| Your objective |
Once you have counted the lines below that contain "this", give that number and nothing else.

Web page and app entries
──────────────────────────────

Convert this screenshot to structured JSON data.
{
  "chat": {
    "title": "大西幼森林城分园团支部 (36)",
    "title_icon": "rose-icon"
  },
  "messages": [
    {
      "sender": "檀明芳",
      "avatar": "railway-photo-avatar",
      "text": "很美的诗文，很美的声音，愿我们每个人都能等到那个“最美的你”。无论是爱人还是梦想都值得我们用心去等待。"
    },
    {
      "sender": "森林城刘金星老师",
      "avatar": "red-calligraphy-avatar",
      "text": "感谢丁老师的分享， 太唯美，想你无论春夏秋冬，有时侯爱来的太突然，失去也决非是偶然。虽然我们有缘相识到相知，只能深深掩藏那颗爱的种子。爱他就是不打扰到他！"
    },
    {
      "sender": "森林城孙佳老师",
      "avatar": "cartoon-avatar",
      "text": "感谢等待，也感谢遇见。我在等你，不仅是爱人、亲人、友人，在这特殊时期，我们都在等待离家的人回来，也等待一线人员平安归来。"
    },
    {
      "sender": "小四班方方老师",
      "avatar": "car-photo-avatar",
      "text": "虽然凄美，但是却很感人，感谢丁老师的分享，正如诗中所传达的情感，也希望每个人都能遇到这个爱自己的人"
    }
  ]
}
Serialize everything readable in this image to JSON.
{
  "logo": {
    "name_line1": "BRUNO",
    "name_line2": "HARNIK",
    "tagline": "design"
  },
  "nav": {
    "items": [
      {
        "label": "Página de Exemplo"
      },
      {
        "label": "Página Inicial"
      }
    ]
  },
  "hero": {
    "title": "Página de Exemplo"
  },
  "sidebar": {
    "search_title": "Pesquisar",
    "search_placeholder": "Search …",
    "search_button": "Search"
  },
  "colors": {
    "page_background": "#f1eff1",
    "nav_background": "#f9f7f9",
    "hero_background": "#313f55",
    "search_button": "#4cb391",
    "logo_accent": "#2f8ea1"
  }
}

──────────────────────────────

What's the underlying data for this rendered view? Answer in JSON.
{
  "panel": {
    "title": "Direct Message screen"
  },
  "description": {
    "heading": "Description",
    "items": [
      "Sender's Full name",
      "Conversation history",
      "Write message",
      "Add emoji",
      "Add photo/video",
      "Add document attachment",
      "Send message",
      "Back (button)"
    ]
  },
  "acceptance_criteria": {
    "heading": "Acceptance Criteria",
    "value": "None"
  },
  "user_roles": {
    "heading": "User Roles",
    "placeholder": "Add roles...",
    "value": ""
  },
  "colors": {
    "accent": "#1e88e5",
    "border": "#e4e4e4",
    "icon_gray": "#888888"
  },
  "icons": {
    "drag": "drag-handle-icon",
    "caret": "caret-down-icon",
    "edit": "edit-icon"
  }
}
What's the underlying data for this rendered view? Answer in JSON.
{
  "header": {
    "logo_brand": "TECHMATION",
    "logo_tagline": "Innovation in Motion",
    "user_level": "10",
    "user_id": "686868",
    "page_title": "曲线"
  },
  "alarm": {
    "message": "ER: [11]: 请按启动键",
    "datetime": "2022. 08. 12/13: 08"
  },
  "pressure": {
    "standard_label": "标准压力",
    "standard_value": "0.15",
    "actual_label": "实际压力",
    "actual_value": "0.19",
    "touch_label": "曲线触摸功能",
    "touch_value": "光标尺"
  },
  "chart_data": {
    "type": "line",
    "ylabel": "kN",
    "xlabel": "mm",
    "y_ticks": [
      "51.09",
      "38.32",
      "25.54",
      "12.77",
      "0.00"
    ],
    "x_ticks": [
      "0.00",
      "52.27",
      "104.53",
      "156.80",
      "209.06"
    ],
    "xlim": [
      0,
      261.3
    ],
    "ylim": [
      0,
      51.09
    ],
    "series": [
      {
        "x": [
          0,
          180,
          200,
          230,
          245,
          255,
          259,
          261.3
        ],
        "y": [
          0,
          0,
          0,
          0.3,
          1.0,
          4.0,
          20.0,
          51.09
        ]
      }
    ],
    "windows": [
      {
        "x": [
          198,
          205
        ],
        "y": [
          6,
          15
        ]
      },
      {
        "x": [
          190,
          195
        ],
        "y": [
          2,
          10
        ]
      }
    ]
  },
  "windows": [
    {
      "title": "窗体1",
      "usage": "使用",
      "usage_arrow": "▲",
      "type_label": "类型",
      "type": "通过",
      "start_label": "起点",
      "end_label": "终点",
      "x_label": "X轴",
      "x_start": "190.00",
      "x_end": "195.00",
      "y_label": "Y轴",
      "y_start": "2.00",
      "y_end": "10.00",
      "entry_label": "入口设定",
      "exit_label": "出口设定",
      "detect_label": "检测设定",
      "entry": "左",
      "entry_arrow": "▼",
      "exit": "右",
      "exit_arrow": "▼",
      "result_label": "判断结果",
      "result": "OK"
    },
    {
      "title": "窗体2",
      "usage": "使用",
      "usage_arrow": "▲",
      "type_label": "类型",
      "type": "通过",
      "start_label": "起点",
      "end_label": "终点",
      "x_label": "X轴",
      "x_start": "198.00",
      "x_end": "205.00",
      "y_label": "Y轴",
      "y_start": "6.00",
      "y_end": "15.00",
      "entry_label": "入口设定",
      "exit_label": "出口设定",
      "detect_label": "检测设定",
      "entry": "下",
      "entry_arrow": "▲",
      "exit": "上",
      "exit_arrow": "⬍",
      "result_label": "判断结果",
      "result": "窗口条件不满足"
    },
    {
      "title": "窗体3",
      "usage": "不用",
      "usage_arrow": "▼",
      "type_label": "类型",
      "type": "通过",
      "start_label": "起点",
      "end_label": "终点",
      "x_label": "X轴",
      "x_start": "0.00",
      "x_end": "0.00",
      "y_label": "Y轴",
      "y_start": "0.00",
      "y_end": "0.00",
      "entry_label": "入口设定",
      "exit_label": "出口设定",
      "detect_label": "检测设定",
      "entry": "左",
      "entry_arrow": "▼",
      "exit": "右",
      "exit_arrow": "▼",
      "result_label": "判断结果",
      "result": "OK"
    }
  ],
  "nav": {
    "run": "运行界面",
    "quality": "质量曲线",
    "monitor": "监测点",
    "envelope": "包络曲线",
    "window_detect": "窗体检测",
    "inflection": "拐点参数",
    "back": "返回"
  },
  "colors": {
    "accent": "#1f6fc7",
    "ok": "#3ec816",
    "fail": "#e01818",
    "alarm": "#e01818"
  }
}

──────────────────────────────

| Solution to the exercise |
4